According to imbebe magazine, there are a couple theories, but no one knows the truth.
Theory 1 is that One theory is that Boris Thomashevsky, a Yiddish theater star, asked for a drink he had in Paris: a chocolat et crème. That’s hard to say, so the name didn’t translate over, and only the “crème” stuck.
Theory 2 is that the words “echt keem,” which mean “pure sweetness” in Yiddish were Americanized to be pronounced “egg cream.”
And finally, Theory 3 is that the real name is “a cream,” but it’s said with such a heavy Brooklyn accent, so it sounds like, “egg cream” to the rest of America.
I can actually really see that. My uncle from Brooklyn pronounces the hard yet invisible r on the end of “soda,” so Brooklynese really is a dialect of its own.

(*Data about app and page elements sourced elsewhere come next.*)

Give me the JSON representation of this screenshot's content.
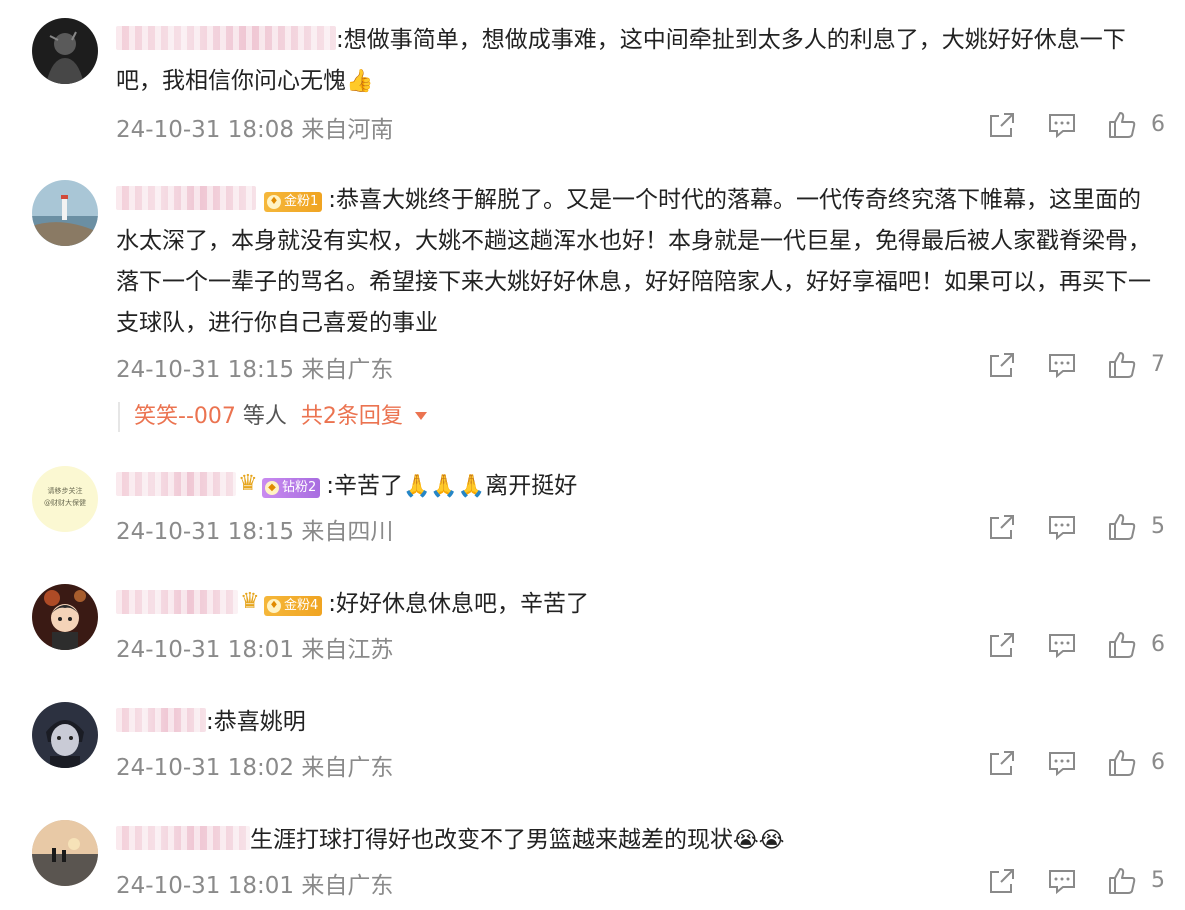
{
  "comments": [
    {
      "text": ":想做事简单，想做成事难，这中间牵扯到太多人的利息了，大姚好好休息一下吧，我相信你问心无愧",
      "emoji": "👍",
      "time": "24-10-31 18:08",
      "location": "来自河南",
      "likes": "6",
      "avatar_icon": "dark-portrait"
    },
    {
      "badge": "金粉1",
      "text": ":恭喜大姚终于解脱了。又是一个时代的落幕。一代传奇终究落下帷幕，这里面的水太深了，本身就没有实权，大姚不趟这趟浑水也好！本身就是一代巨星，免得最后被人家戳脊梁骨，落下一个一辈子的骂名。希望接下来大姚好好休息，好好陪陪家人，好好享福吧！如果可以，再买下一支球队，进行你自己喜爱的事业",
      "time": "24-10-31 18:15",
      "location": "来自广东",
      "likes": "7",
      "replies": {
        "name": "笑笑--007",
        "middle": " 等人",
        "total": "共2条回复"
      },
      "avatar_icon": "lighthouse-scene"
    },
    {
      "badge": "钻粉2",
      "text": ":辛苦了",
      "emoji": "🙏🙏🙏",
      "text_after": "离开挺好",
      "time": "24-10-31 18:15",
      "location": "来自四川",
      "likes": "5",
      "avatar_text": [
        "请移步关注",
        "@财财大保健"
      ]
    },
    {
      "badge": "金粉4",
      "text": ":好好休息休息吧，辛苦了",
      "time": "24-10-31 18:01",
      "location": "来自江苏",
      "likes": "6",
      "avatar_icon": "cartoon-boy"
    },
    {
      "text": ":恭喜姚明",
      "time": "24-10-31 18:02",
      "location": "来自广东",
      "likes": "6",
      "avatar_icon": "anime-character"
    },
    {
      "text": "生涯打球打得好也改变不了男篮越来越差的现状",
      "emoji": "😭😭",
      "time": "24-10-31 18:01",
      "location": "来自广东",
      "likes": "5",
      "avatar_icon": "sunset-silhouette"
    }
  ],
  "colors": {
    "text": "#222222",
    "meta": "#8a8a8a",
    "accent": "#eb7350",
    "gold_badge": "#f5b73a",
    "diamond_badge": "#b67ae6"
  }
}
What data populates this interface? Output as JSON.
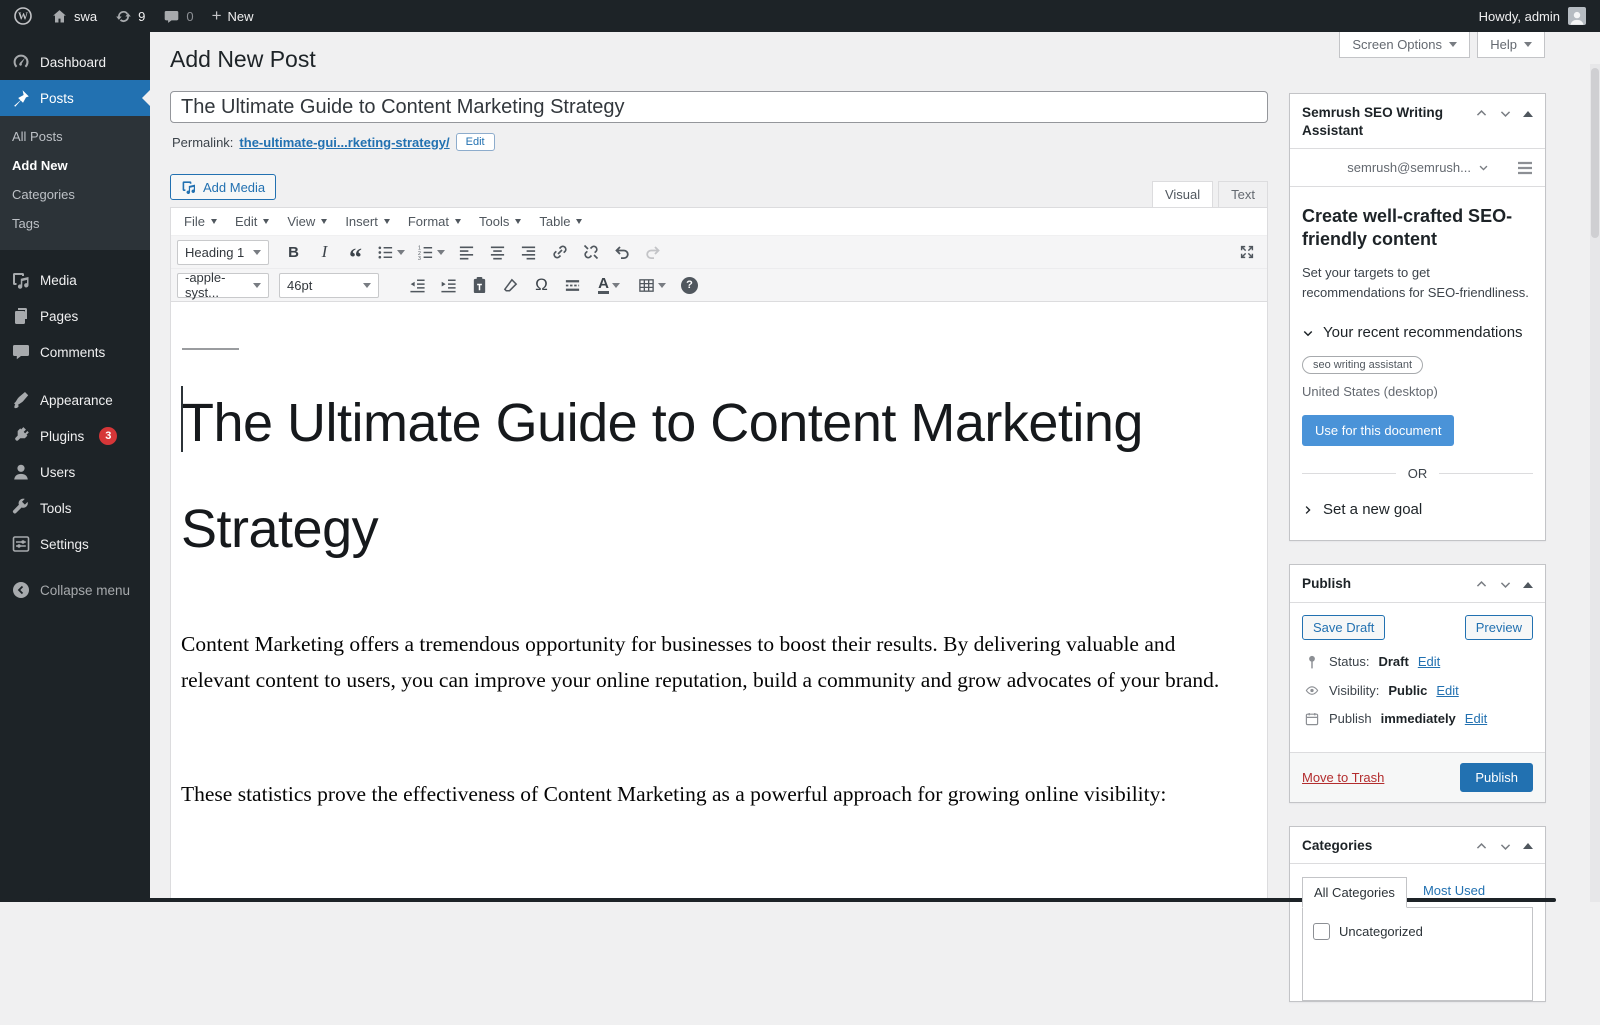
{
  "admin_bar": {
    "site": "swa",
    "updates": "9",
    "comments": "0",
    "new": "New",
    "greeting": "Howdy, admin"
  },
  "top_actions": {
    "screen_options": "Screen Options",
    "help": "Help"
  },
  "sidebar": {
    "dashboard": "Dashboard",
    "posts": "Posts",
    "submenu": [
      "All Posts",
      "Add New",
      "Categories",
      "Tags"
    ],
    "media": "Media",
    "pages": "Pages",
    "comments": "Comments",
    "appearance": "Appearance",
    "plugins": "Plugins",
    "plugins_badge": "3",
    "users": "Users",
    "tools": "Tools",
    "settings": "Settings",
    "collapse": "Collapse menu"
  },
  "page": {
    "title": "Add New Post"
  },
  "post": {
    "title_value": "The Ultimate Guide to Content Marketing Strategy",
    "permalink_label": "Permalink:",
    "permalink_slug": "the-ultimate-gui...rketing-strategy/",
    "edit_button": "Edit",
    "add_media": "Add Media",
    "tab_visual": "Visual",
    "tab_text": "Text"
  },
  "editor": {
    "menubar": [
      "File",
      "Edit",
      "View",
      "Insert",
      "Format",
      "Tools",
      "Table"
    ],
    "format_select": "Heading 1",
    "font_select": "-apple-syst...",
    "size_select": "46pt",
    "heading": "The Ultimate Guide to Content Marketing Strategy",
    "paragraph1": "Content Marketing offers a tremendous opportunity for businesses to boost their results. By delivering valuable and relevant content to users, you can improve your online reputation, build a community and grow advocates of your brand.",
    "paragraph2": "These statistics prove the effectiveness of Content Marketing as a powerful approach for growing online visibility:"
  },
  "semrush": {
    "title": "Semrush SEO Writing Assistant",
    "account": "semrush@semrush...",
    "heading": "Create well-crafted SEO-friendly content",
    "description": "Set your targets to get recommendations for SEO-friendliness.",
    "recommendations": "Your recent recommendations",
    "keyword": "seo writing assistant",
    "locale": "United States (desktop)",
    "use_button": "Use for this document",
    "or": "OR",
    "new_goal": "Set a new goal"
  },
  "publish": {
    "title": "Publish",
    "save_draft": "Save Draft",
    "preview": "Preview",
    "status_label": "Status:",
    "status_value": "Draft",
    "visibility_label": "Visibility:",
    "visibility_value": "Public",
    "schedule_label": "Publish",
    "schedule_value": "immediately",
    "edit": "Edit",
    "move_to_trash": "Move to Trash",
    "publish_button": "Publish"
  },
  "categories": {
    "title": "Categories",
    "tab_all": "All Categories",
    "tab_most_used": "Most Used",
    "item_uncategorized": "Uncategorized"
  },
  "colors": {
    "accent": "#2271b1",
    "semrush_blue": "#4a93d8",
    "badge_red": "#d63638",
    "trash_red": "#b32d2e"
  }
}
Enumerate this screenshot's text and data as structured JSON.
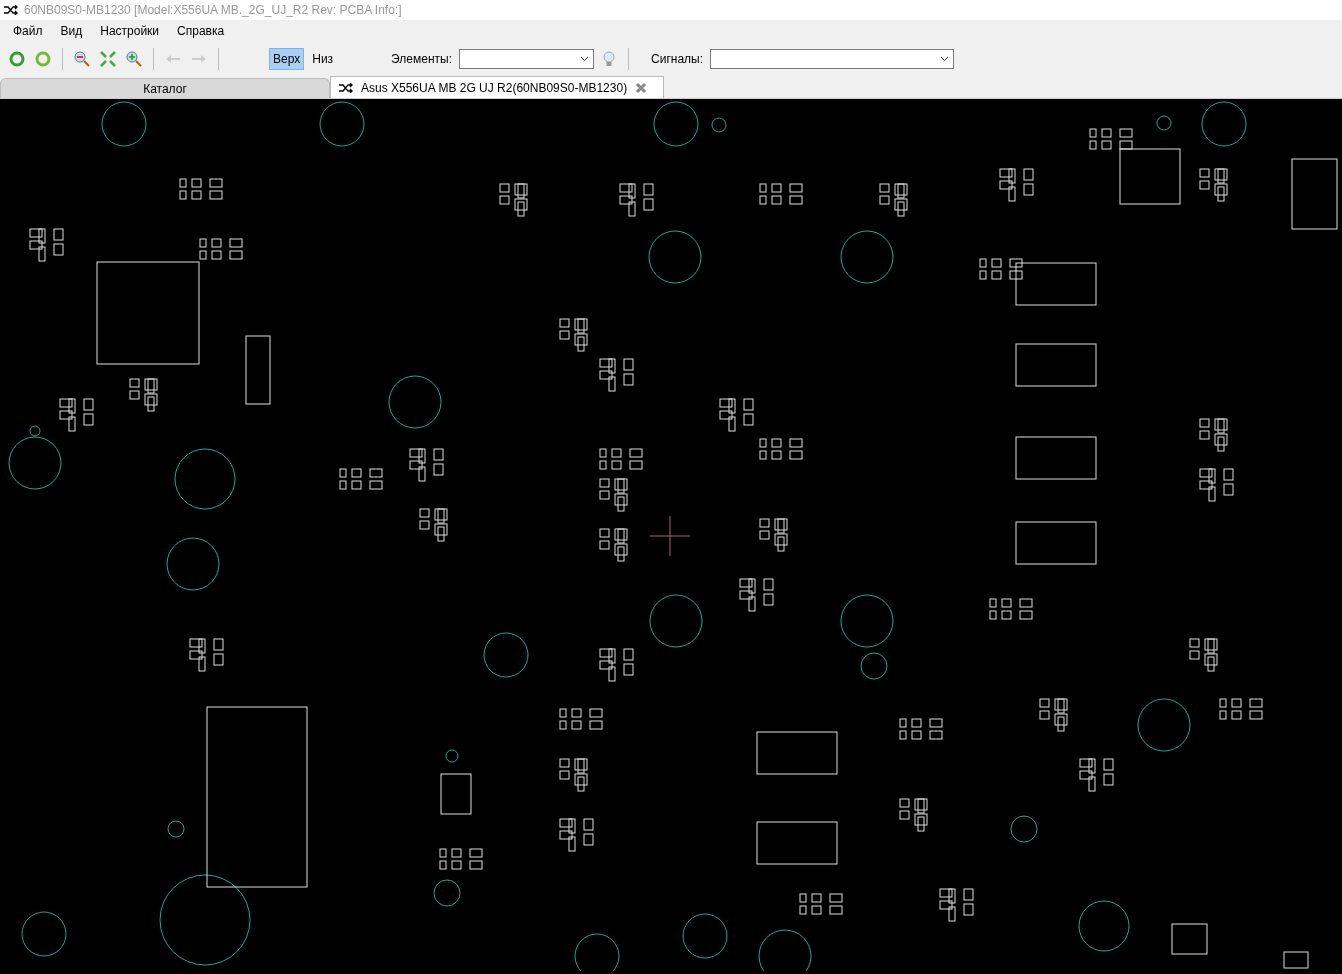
{
  "window": {
    "title": "60NB09S0-MB1230 [Model:X556UA MB._2G_UJ_R2 Rev: PCBA Info:]"
  },
  "menu": [
    "Файл",
    "Вид",
    "Настройки",
    "Справка"
  ],
  "sides": [
    {
      "label": "Верх",
      "selected": true
    },
    {
      "label": "Низ",
      "selected": false
    }
  ],
  "elements_field": {
    "label": "Элементы:"
  },
  "signals_field": {
    "label": "Сигналы:"
  },
  "tabs": [
    {
      "label": "Каталог",
      "selected": false
    },
    {
      "label": "Asus X556UA MB 2G UJ R2(60NB09S0-MB1230)",
      "selected": true
    }
  ]
}
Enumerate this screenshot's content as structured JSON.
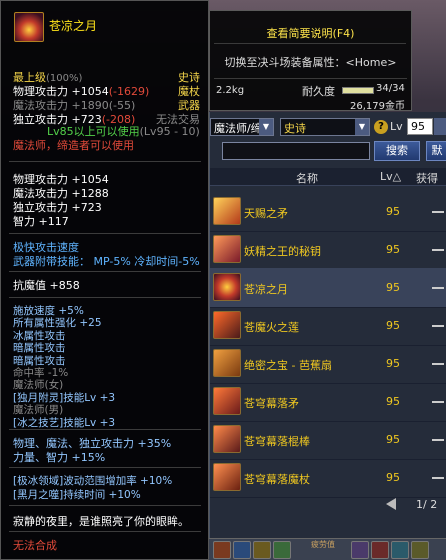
{
  "tooltip": {
    "name": "苍凉之月",
    "top_level": "最上级",
    "top_level_pct": "(100%)",
    "rarity": "史诗",
    "stats_header": [
      {
        "label": "物理攻击力",
        "value": "+1054",
        "delta": "(-1629)"
      },
      {
        "label": "魔法攻击力",
        "value": "+1890",
        "delta": "(-55)"
      },
      {
        "label": "独立攻击力",
        "value": "+723",
        "delta": "(-208)"
      }
    ],
    "type_line1": "魔杖",
    "type_line2": "武器",
    "no_trade": "无法交易",
    "level_req": "Lv85以上可以使用",
    "level_range": "(Lv95 - 10)",
    "class_req": "魔法师，缔造者可以使用",
    "main_stats": [
      "物理攻击力 +1054",
      "魔法攻击力 +1288",
      "独立攻击力 +723",
      "智力 +117"
    ],
    "speed": "极快攻击速度",
    "weapon_skill": "武器附带技能： MP-5% 冷却时间-5%",
    "anti_magic": "抗魔值 +858",
    "bonus": [
      "施放速度 +5%",
      "所有属性强化 +25",
      "冰属性攻击",
      "暗属性攻击",
      "暗属性攻击",
      "命中率 -1%",
      "魔法师(女)",
      "[独月附灵]技能Lv +3",
      "魔法师(男)",
      "[冰之技艺]技能Lv +3"
    ],
    "attack_bonus": "物理、魔法、独立攻击力 +35%",
    "stat_bonus": "力量、智力 +15%",
    "skill_ext": [
      "[极冰领域]波动范围增加率 +10%",
      "[黑月之噬]持续时间 +10%"
    ],
    "flavor": "寂静的夜里，是谁照亮了你的眼眸。",
    "no_synth": "无法合成"
  },
  "compare": {
    "summary_label": "查看简要说明(F4)",
    "switch_label": "切换至决斗场装备属性：<Home>",
    "weight": "2.2kg",
    "durability_label": "耐久度",
    "durability_value": "34/34",
    "durability_fraction": 1.0,
    "gold": "26,179金币"
  },
  "shop": {
    "class_select": "魔法师/缔",
    "rarity_select": "史诗",
    "lv_label": "Lv",
    "lv_value": "95",
    "search_value": "",
    "search_button": "搜索",
    "default_button": "默",
    "col_name": "名称",
    "col_lv": "Lv△",
    "col_obtain": "获得",
    "items": [
      {
        "name": "天赐之矛",
        "lv": "95"
      },
      {
        "name": "妖精之王的秘钥",
        "lv": "95"
      },
      {
        "name": "苍凉之月",
        "lv": "95"
      },
      {
        "name": "苍魔火之莲",
        "lv": "95"
      },
      {
        "name": "绝密之宝 - 芭蕉扇",
        "lv": "95"
      },
      {
        "name": "苍穹幕落矛",
        "lv": "95"
      },
      {
        "name": "苍穹幕落棍棒",
        "lv": "95"
      },
      {
        "name": "苍穹幕落魔杖",
        "lv": "95"
      }
    ],
    "page": "1/ 2"
  },
  "taskbar": {
    "label": "疲劳值"
  },
  "colors": {
    "rarity": "#f5d64a",
    "negative": "#e24a3a",
    "requirement": "#53d14a",
    "bonus": "#93c7ff"
  }
}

Just to confuse things even more, Merriam-Webster says back in the late 1800’s, around the same time as the Boris Thomashevsky story, there were actually egg creams — drinks made with eggs and cream.
Eventually, the “egg cream” came to be known as the misnamed drink without eggs and cream and “egg drinks” were phased out, left mostly in cocktail bars.
Serve a New York Egg Cream cold. Like, as soon as you make it, serve it. Don’t let it sit while you’re making more for other people. The foam will deflate (quickly) and you won’t get the full egg cream flavor.
Skip the straw. If you use a straw, you’ll end up drinking the chocolate milk portion first and miss out on the fizzy foam. Gulp it all at once.
So yes, lots of rules for this traditional New York drink. But it’s worth it.
New York Egg Cream vs. Manhattan Egg Cream
Remember before when I mentioned the order of the drink? Let’s talk about that now.
For purists, the order is: milk, seltzer, syrup.
For others, the order is: syrup, milk, seltzer.
The way the purists make it, you end up with that pretty white foam that will earn you some “oohs” and “ahhs.” It’s also the way they make it in Brooklyn, where my mom and the egg cream were born.
If you make it the way the others make it, you won’t end up with a white foam. The foam will be brown-ish, like the color of dirty snow, a couple days after the snow has been plowed in New York.
The egg cream will still taste good, it just won’t look as pretty.
And if you make it with vanilla syrup instead of chocolate syrup, then you’re gonna have to call that a Manhattan Egg Cream.
Yes. I’m serious.
- 1/3 cup whole milk
- 2/3 cup seltzer water
- 2 tablespoons chocolate syrup
- Pour the milk in the bottom of the glass. The milk should be about an inch high.
- Pour the seltzer water into the center of the glass, stopping about a half inch from the top.
- Vigorously stir the drink until a beautiful foam forms on the top. The foam will expand.
- Pour the chocolate syrup on to a spoon and very gently put the spoon in the bottom of the glass. Then, stir gently to stir the chocolate syrup into the bottom of the drink. Avoid getting it into the foam.
Amount Per Serving Calories 154Total Fat 3gSaturated Fat 2gTrans Fat 0gUnsaturated Fat 1gCholesterol 8mgSodium 63mgCarbohydrates 28gFiber 1gSugar 23gProtein 3g